Content starts

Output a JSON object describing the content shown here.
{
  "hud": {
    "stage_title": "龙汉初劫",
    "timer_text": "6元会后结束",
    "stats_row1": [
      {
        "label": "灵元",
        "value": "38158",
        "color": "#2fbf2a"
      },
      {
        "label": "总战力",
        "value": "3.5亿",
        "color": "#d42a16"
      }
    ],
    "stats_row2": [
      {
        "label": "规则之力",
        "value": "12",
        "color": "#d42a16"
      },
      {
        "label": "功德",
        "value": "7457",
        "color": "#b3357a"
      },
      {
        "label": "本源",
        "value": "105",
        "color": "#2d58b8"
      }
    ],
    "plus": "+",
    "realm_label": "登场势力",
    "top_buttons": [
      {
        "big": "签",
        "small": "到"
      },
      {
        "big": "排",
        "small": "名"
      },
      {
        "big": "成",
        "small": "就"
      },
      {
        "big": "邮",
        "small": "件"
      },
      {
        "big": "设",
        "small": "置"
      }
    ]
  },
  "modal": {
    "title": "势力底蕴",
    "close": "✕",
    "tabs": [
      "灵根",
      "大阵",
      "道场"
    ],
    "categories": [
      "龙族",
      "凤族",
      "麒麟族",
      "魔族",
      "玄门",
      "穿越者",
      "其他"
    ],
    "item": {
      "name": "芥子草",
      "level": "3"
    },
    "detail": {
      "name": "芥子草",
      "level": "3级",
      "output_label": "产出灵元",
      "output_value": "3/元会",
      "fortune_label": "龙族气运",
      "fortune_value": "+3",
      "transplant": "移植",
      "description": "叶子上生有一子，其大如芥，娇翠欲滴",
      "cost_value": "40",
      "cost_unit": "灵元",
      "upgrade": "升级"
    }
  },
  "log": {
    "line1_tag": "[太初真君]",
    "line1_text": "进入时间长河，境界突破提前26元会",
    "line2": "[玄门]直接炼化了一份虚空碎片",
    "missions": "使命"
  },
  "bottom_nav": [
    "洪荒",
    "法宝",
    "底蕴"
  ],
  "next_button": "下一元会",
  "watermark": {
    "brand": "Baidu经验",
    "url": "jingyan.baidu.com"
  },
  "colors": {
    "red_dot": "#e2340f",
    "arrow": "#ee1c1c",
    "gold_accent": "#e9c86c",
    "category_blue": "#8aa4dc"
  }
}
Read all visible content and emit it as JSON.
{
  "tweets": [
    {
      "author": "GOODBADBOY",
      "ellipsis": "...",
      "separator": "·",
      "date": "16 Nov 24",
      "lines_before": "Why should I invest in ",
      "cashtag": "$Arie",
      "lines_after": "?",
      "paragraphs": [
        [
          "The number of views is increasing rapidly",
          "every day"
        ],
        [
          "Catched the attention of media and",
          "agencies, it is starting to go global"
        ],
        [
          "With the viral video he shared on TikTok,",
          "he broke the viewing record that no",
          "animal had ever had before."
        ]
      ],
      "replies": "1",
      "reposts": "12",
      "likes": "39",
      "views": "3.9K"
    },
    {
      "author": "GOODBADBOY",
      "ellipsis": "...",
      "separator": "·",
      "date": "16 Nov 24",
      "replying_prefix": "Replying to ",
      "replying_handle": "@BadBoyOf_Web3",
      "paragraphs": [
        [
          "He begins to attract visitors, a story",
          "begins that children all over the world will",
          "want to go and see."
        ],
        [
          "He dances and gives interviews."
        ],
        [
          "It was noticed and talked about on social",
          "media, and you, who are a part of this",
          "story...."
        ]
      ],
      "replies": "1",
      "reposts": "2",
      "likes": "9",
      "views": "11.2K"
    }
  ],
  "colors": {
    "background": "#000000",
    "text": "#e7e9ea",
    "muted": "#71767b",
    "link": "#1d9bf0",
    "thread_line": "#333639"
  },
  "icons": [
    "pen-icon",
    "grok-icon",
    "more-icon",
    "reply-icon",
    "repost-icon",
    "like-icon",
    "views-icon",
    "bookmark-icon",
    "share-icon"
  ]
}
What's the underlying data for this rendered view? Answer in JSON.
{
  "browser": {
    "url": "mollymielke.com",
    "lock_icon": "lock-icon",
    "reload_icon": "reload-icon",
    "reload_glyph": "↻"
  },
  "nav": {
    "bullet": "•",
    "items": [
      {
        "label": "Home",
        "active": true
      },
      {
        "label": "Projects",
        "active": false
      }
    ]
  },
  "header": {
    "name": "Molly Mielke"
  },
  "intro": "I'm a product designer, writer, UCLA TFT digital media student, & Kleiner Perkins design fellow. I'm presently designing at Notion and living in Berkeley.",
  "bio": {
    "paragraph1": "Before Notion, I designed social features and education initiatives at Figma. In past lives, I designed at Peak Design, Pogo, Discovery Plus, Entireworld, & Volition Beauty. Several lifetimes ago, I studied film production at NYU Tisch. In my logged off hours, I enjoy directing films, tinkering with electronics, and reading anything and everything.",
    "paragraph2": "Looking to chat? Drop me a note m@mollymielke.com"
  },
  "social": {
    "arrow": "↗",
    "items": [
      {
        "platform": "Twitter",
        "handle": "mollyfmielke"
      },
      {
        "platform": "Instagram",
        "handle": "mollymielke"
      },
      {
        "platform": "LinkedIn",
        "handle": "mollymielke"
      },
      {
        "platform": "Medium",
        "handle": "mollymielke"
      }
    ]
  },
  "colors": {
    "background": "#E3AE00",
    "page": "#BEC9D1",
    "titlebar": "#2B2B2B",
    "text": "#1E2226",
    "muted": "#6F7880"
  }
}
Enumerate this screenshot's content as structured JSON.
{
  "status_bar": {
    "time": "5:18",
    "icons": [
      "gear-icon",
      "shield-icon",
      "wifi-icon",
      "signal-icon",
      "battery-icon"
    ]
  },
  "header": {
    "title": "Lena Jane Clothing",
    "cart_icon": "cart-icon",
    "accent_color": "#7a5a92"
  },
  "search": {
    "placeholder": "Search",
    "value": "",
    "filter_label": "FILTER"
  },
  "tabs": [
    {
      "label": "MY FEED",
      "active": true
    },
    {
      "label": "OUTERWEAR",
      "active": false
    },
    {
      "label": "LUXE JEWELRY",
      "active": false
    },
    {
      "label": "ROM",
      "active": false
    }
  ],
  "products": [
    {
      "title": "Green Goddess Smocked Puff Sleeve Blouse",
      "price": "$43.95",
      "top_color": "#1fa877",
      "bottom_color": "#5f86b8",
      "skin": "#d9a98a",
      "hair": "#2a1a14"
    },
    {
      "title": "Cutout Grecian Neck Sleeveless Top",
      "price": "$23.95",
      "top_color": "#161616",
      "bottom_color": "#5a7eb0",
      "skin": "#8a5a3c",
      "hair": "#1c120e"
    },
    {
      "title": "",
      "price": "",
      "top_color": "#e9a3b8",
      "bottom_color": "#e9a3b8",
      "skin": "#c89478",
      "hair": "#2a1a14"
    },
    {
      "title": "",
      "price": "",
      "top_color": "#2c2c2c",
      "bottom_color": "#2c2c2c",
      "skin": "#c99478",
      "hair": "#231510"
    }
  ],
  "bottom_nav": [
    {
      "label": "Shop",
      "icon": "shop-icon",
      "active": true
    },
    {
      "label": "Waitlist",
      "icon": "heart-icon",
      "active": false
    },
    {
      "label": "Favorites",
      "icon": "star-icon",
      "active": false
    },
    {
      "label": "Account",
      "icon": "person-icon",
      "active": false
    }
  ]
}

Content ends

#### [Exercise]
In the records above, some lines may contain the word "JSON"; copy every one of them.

#### [Output]
Output a JSON object describing the content shown here.
Read all visible content and emit it as JSON.
What's the underlying data for this rendered view? Answer in JSON.
Enumerate this screenshot's content as structured JSON.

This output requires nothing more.